== Supplied information

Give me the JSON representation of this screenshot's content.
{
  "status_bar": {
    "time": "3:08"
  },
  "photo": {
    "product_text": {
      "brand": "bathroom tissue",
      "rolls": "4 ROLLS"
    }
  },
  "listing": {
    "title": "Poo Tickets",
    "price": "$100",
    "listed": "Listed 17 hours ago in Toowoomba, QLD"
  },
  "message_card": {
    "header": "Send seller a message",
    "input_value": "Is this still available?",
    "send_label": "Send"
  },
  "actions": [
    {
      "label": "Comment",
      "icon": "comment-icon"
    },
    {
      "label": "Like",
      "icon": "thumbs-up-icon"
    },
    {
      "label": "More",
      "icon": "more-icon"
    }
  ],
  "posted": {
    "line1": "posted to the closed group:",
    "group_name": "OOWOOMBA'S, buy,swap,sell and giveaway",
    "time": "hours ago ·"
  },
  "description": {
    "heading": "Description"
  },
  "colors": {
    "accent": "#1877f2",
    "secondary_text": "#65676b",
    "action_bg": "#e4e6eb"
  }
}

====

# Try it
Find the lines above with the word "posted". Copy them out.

# Answer box
  "posted": {
    "line1": "posted to the closed group:",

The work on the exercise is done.